Can an employer really force its employees to waive their right to a jury? Some guy once said that "by a declaration of rights I mean one which shall stipulate freedom of religion, freedom of the press, trial by juries in all cases..." That guy was Thomas Jefferson. But does an employer get a jury of its peers in an employment dispute? Is it unreasonable to believe that an employer is at a disadvantage in having to defend its actions before a jury that usually has no business owners or managers? An increasing number of employers are requiring their employees to sign agreements to resolve employment disputes in binding arbitration - a private, final, and non-appealable forum - rather than by jury trial. The belief seems to be that arbitrators, who are either senior business lawyers or retired judges, are better able to decide employment disputes than what may become a runaway jury.
Texas courts have been steadily drifting toward supporting employers. The Texas Supreme Court has previously ruled that it was legal for employers to require long term employees to sign an agreement to arbitrate their disputes, rather than have a trial by jury.

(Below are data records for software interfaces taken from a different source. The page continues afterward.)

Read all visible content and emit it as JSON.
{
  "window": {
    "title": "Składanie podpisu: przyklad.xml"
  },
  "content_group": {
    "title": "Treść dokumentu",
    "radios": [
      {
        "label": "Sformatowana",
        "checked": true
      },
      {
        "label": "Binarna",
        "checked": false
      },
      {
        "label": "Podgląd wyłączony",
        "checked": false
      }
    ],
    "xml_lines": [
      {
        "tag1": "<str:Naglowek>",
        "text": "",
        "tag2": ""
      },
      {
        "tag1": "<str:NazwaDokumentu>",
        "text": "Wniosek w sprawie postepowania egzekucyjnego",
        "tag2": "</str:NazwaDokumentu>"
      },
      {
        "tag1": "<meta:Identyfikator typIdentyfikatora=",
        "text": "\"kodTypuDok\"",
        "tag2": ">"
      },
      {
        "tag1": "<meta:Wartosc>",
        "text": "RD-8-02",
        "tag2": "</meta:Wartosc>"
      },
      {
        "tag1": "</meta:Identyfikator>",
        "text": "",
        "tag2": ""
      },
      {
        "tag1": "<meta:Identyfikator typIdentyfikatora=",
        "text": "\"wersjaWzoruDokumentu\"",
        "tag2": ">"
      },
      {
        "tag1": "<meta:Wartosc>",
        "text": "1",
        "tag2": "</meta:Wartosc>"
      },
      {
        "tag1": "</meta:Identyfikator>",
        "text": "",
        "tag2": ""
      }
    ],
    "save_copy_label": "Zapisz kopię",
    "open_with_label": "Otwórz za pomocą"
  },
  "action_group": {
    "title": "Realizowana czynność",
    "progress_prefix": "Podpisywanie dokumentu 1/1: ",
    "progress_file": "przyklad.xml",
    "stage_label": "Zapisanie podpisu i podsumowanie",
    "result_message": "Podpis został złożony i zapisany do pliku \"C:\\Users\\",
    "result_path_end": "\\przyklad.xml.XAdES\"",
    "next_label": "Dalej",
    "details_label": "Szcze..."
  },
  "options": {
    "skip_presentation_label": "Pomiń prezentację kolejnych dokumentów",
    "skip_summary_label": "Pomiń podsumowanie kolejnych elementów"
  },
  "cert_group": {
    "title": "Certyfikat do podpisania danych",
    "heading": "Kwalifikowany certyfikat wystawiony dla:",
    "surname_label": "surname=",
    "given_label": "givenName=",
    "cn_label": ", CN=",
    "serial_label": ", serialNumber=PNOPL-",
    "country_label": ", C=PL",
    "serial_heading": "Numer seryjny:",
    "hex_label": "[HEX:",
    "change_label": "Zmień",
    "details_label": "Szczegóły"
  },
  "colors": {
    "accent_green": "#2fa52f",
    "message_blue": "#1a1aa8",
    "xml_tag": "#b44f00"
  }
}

A few weeks ago, in In re Frank Kent Motor Company, that court took one more step in favor of employers by ruling that an employer could legally fire an employee if he refused to sign a waiver of a jury trial in any disputes with the employer. Unfair, you say? Maybe not. In all these cases,the Texas Supreme Court focused on the traditional at-will relationship between an employer and its employees. In an at-will relationship, either party may terminate the employment relationship for any reason or no reason at all. The Court reasoned that "since employers can fire at-will employees for almost any reason, employers could resort to firing all employees when they wanted to implement new dispute resolution procedures and rehiring only those employees who signed the waiver."Essentially, if the employer can fire you as an at-will employee, then the employer can require you to waive your rights or fire you if you refuse.
The employer-employee relationship is not a slavish one. It is an economic relationship, with alternatives built into that relationship. As the economy in Texas and the country revives, and opportunities exist for competent hardworking individuals to take the risk and strike out on their own, I am reminded of Marco Rubio's quote at the 2010 CPAC conference that "this is the only country in the world where today's employee, is tomorrow's employer."